Task prompt = Write out every record below exactly, leaving the pictures out.

Listed entries =
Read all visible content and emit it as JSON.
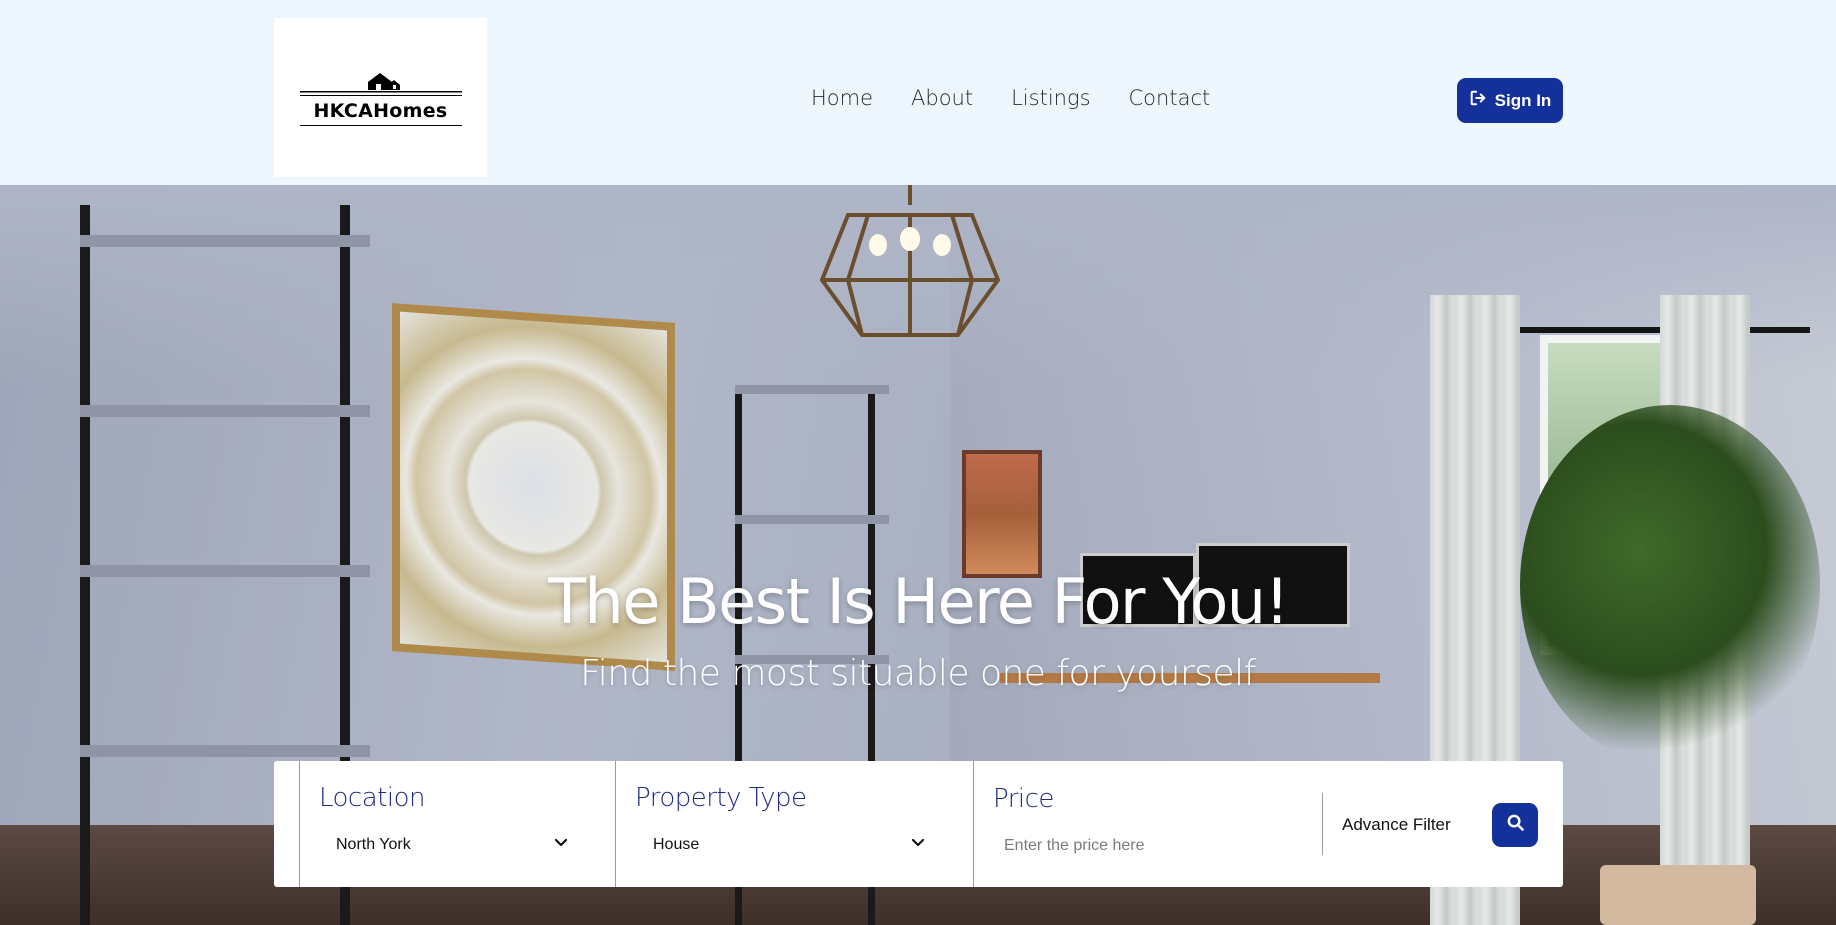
{
  "brand": {
    "name": "HKCAHomes"
  },
  "nav": {
    "items": [
      {
        "label": "Home"
      },
      {
        "label": "About"
      },
      {
        "label": "Listings"
      },
      {
        "label": "Contact"
      }
    ]
  },
  "header": {
    "signin_label": "Sign In"
  },
  "hero": {
    "title": "The Best Is Here For You!",
    "subtitle": "Find the most situable one for yourself"
  },
  "search": {
    "location": {
      "label": "Location",
      "value": "North York"
    },
    "property_type": {
      "label": "Property Type",
      "value": "House"
    },
    "price": {
      "label": "Price",
      "placeholder": "Enter the price here",
      "value": ""
    },
    "advance_filter_label": "Advance Filter"
  },
  "colors": {
    "accent": "#14309a",
    "label": "#1e2a86",
    "header_bg": "#eef6fe"
  },
  "icons": {
    "signin": "sign-in-icon",
    "dropdown": "chevron-down-icon",
    "search": "search-icon",
    "logo": "house-icon"
  }
}
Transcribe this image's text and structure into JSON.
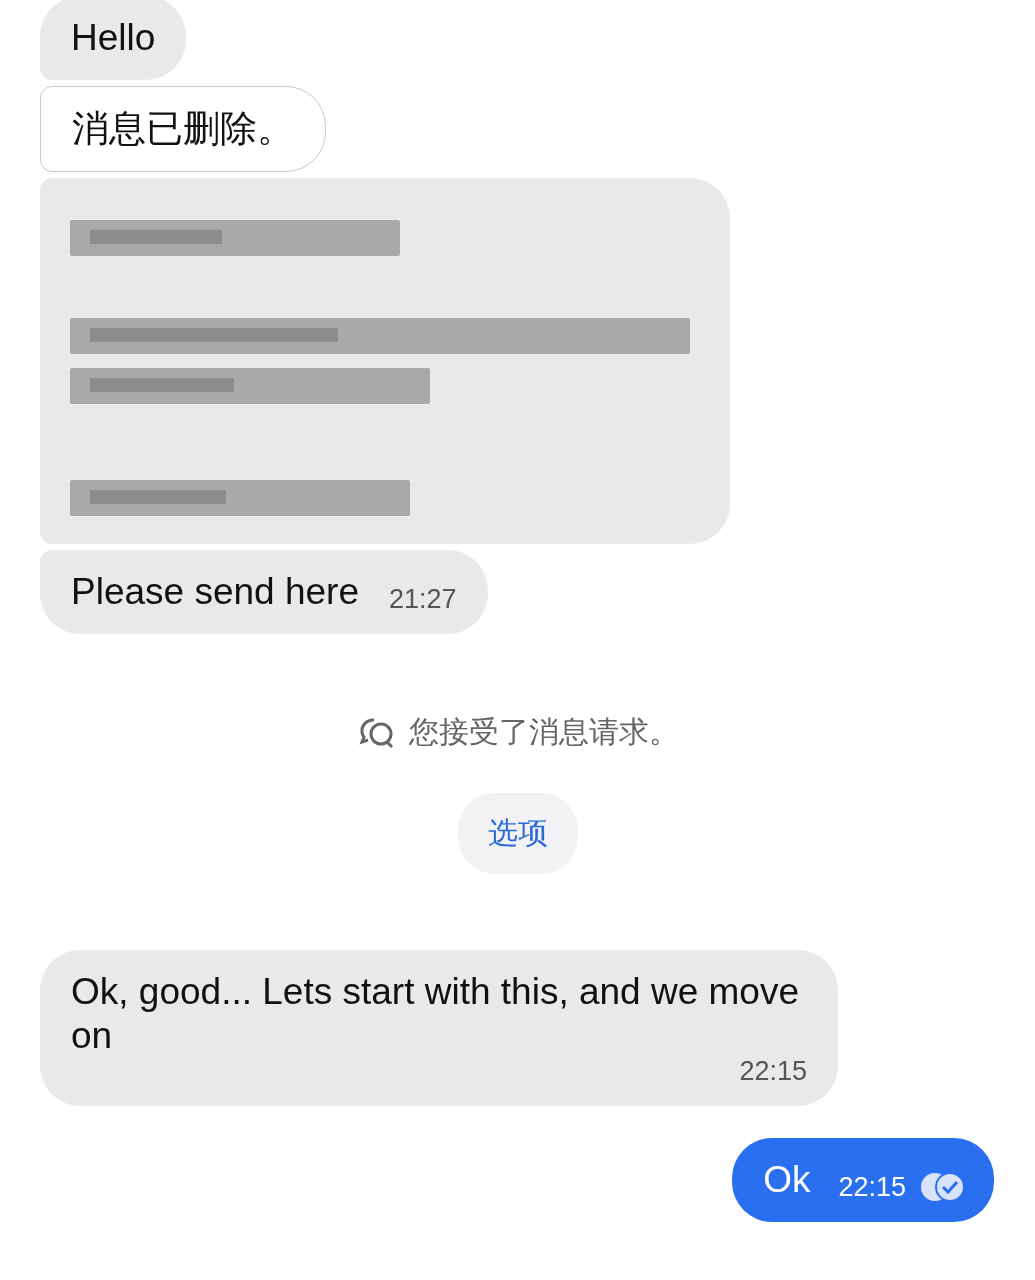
{
  "messages": [
    {
      "kind": "incoming",
      "text": "Hello"
    },
    {
      "kind": "deleted",
      "text": "消息已删除。"
    },
    {
      "kind": "redacted"
    },
    {
      "kind": "incoming",
      "text": "Please send here",
      "time": "21:27"
    },
    {
      "kind": "system",
      "text": "您接受了消息请求。"
    },
    {
      "kind": "action",
      "text": "选项"
    },
    {
      "kind": "incoming",
      "text": "Ok, good... Lets start with this, and we move on",
      "time": "22:15"
    },
    {
      "kind": "outgoing",
      "text": "Ok",
      "time": "22:15",
      "read": true
    }
  ]
}
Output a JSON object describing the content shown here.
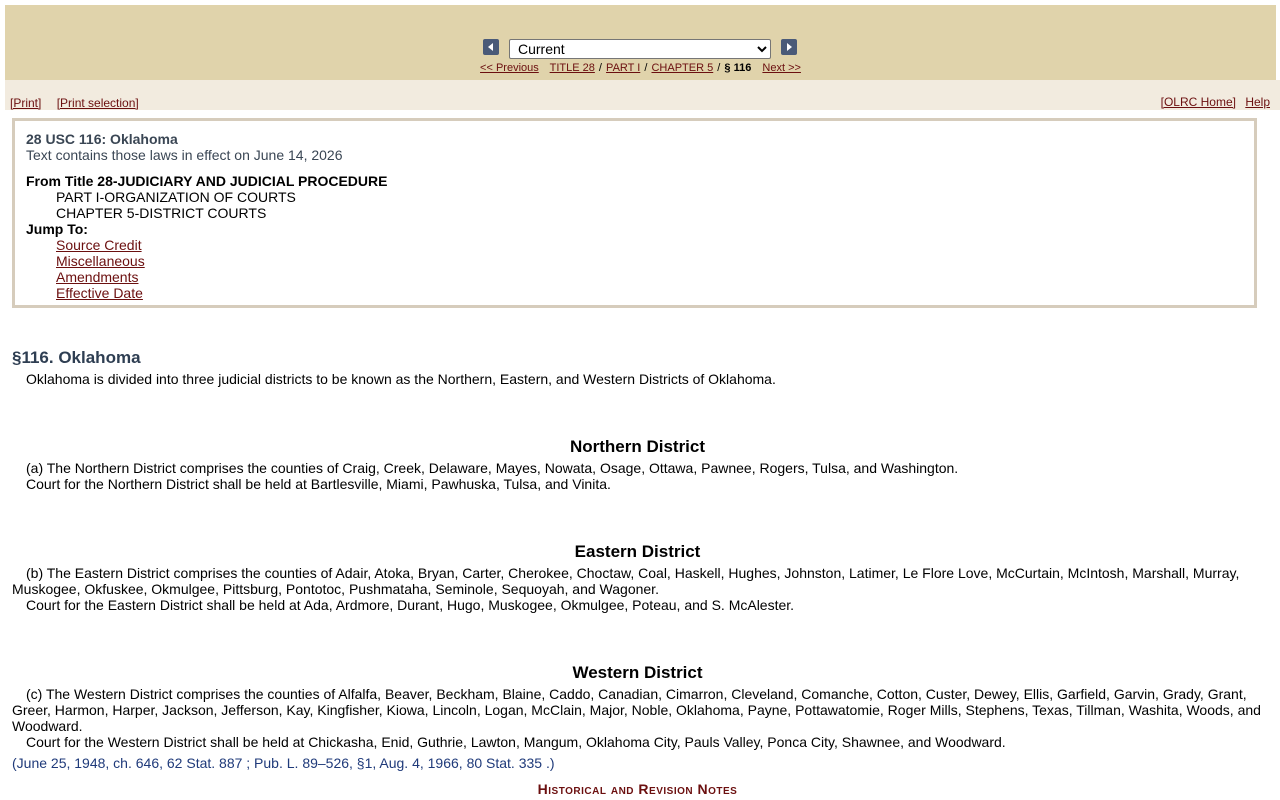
{
  "nav": {
    "edition": "Current",
    "crumbs": {
      "previous": "<< Previous",
      "title": "TITLE 28",
      "part": "PART I",
      "chapter": "CHAPTER 5",
      "current": "§ 116",
      "next": "Next >>"
    }
  },
  "toolbar": {
    "print": "[Print]",
    "print_selection": "[Print selection]",
    "olrc_home": "[OLRC Home]",
    "help": "Help"
  },
  "infobox": {
    "title": "28 USC 116: Oklahoma",
    "effect": "Text contains those laws in effect on June 14, 2026",
    "from": "From Title 28-JUDICIARY AND JUDICIAL PROCEDURE",
    "part": "PART I-ORGANIZATION OF COURTS",
    "chapter": "CHAPTER 5-DISTRICT COURTS",
    "jump_to": "Jump To:",
    "links": [
      "Source Credit",
      "Miscellaneous",
      "Amendments",
      "Effective Date"
    ]
  },
  "section": {
    "heading": "§116. Oklahoma",
    "intro": "Oklahoma is divided into three judicial districts to be known as the Northern, Eastern, and Western Districts of Oklahoma.",
    "northern": {
      "heading": "Northern District",
      "a": "(a) The Northern District comprises the counties of Craig, Creek, Delaware, Mayes, Nowata, Osage, Ottawa, Pawnee, Rogers, Tulsa, and Washington.",
      "court": "Court for the Northern District shall be held at Bartlesville, Miami, Pawhuska, Tulsa, and Vinita."
    },
    "eastern": {
      "heading": "Eastern District",
      "b": "(b) The Eastern District comprises the counties of Adair, Atoka, Bryan, Carter, Cherokee, Choctaw, Coal, Haskell, Hughes, Johnston, Latimer, Le Flore Love, McCurtain, McIntosh, Marshall, Murray, Muskogee, Okfuskee, Okmulgee, Pittsburg, Pontotoc, Pushmataha, Seminole, Sequoyah, and Wagoner.",
      "court": "Court for the Eastern District shall be held at Ada, Ardmore, Durant, Hugo, Muskogee, Okmulgee, Poteau, and S. McAlester."
    },
    "western": {
      "heading": "Western District",
      "c": "(c) The Western District comprises the counties of Alfalfa, Beaver, Beckham, Blaine, Caddo, Canadian, Cimarron, Cleveland, Comanche, Cotton, Custer, Dewey, Ellis, Garfield, Garvin, Grady, Grant, Greer, Harmon, Harper, Jackson, Jefferson, Kay, Kingfisher, Kiowa, Lincoln, Logan, McClain, Major, Noble, Oklahoma, Payne, Pottawatomie, Roger Mills, Stephens, Texas, Tillman, Washita, Woods, and Woodward.",
      "court": "Court for the Western District shall be held at Chickasha, Enid, Guthrie, Lawton, Mangum, Oklahoma City, Pauls Valley, Ponca City, Shawnee, and Woodward."
    },
    "citation": "(June 25, 1948, ch. 646, 62 Stat. 887 ; Pub. L. 89–526, §1, Aug. 4, 1966, 80 Stat. 335 .)",
    "notes_heading": "Historical and Revision Notes"
  }
}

Answer section =
Read all visible content and emit it as JSON.
{
  "brand": {
    "name": "HKCAHomes"
  },
  "nav": {
    "items": [
      {
        "label": "Home"
      },
      {
        "label": "About"
      },
      {
        "label": "Listings"
      },
      {
        "label": "Contact"
      }
    ]
  },
  "header": {
    "signin_label": "Sign In"
  },
  "hero": {
    "title": "The Best Is Here For You!",
    "subtitle": "Find the most situable one for yourself"
  },
  "search": {
    "location": {
      "label": "Location",
      "value": "North York"
    },
    "property_type": {
      "label": "Property Type",
      "value": "House"
    },
    "price": {
      "label": "Price",
      "placeholder": "Enter the price here",
      "value": ""
    },
    "advance_filter_label": "Advance Filter"
  },
  "colors": {
    "accent": "#14309a",
    "label": "#1e2a86",
    "header_bg": "#eef6fe"
  },
  "icons": {
    "signin": "sign-in-icon",
    "dropdown": "chevron-down-icon",
    "search": "search-icon",
    "logo": "house-icon"
  }
}
Transcribe this image's text and structure into JSON.
{
  "messages": [
    {
      "kind": "incoming",
      "text": "Hello"
    },
    {
      "kind": "deleted",
      "text": "消息已删除。"
    },
    {
      "kind": "redacted"
    },
    {
      "kind": "incoming",
      "text": "Please send here",
      "time": "21:27"
    },
    {
      "kind": "system",
      "text": "您接受了消息请求。"
    },
    {
      "kind": "action",
      "text": "选项"
    },
    {
      "kind": "incoming",
      "text": "Ok, good... Lets start with this, and we move on",
      "time": "22:15"
    },
    {
      "kind": "outgoing",
      "text": "Ok",
      "time": "22:15",
      "read": true
    }
  ]
}
Output a JSON object describing the content shown here.
{
  "nav": {
    "edition": "Current",
    "crumbs": {
      "previous": "<< Previous",
      "title": "TITLE 28",
      "part": "PART I",
      "chapter": "CHAPTER 5",
      "current": "§ 116",
      "next": "Next >>"
    }
  },
  "toolbar": {
    "print": "[Print]",
    "print_selection": "[Print selection]",
    "olrc_home": "[OLRC Home]",
    "help": "Help"
  },
  "infobox": {
    "title": "28 USC 116: Oklahoma",
    "effect": "Text contains those laws in effect on June 14, 2026",
    "from": "From Title 28-JUDICIARY AND JUDICIAL PROCEDURE",
    "part": "PART I-ORGANIZATION OF COURTS",
    "chapter": "CHAPTER 5-DISTRICT COURTS",
    "jump_to": "Jump To:",
    "links": [
      "Source Credit",
      "Miscellaneous",
      "Amendments",
      "Effective Date"
    ]
  },
  "section": {
    "heading": "§116. Oklahoma",
    "intro": "Oklahoma is divided into three judicial districts to be known as the Northern, Eastern, and Western Districts of Oklahoma.",
    "northern": {
      "heading": "Northern District",
      "a": "(a) The Northern District comprises the counties of Craig, Creek, Delaware, Mayes, Nowata, Osage, Ottawa, Pawnee, Rogers, Tulsa, and Washington.",
      "court": "Court for the Northern District shall be held at Bartlesville, Miami, Pawhuska, Tulsa, and Vinita."
    },
    "eastern": {
      "heading": "Eastern District",
      "b": "(b) The Eastern District comprises the counties of Adair, Atoka, Bryan, Carter, Cherokee, Choctaw, Coal, Haskell, Hughes, Johnston, Latimer, Le Flore Love, McCurtain, McIntosh, Marshall, Murray, Muskogee, Okfuskee, Okmulgee, Pittsburg, Pontotoc, Pushmataha, Seminole, Sequoyah, and Wagoner.",
      "court": "Court for the Eastern District shall be held at Ada, Ardmore, Durant, Hugo, Muskogee, Okmulgee, Poteau, and S. McAlester."
    },
    "western": {
      "heading": "Western District",
      "c": "(c) The Western District comprises the counties of Alfalfa, Beaver, Beckham, Blaine, Caddo, Canadian, Cimarron, Cleveland, Comanche, Cotton, Custer, Dewey, Ellis, Garfield, Garvin, Grady, Grant, Greer, Harmon, Harper, Jackson, Jefferson, Kay, Kingfisher, Kiowa, Lincoln, Logan, McClain, Major, Noble, Oklahoma, Payne, Pottawatomie, Roger Mills, Stephens, Texas, Tillman, Washita, Woods, and Woodward.",
      "court": "Court for the Western District shall be held at Chickasha, Enid, Guthrie, Lawton, Mangum, Oklahoma City, Pauls Valley, Ponca City, Shawnee, and Woodward."
    },
    "citation": "(June 25, 1948, ch. 646, 62 Stat. 887 ; Pub. L. 89–526, §1, Aug. 4, 1966, 80 Stat. 335 .)",
    "notes_heading": "Historical and Revision Notes"
  }
}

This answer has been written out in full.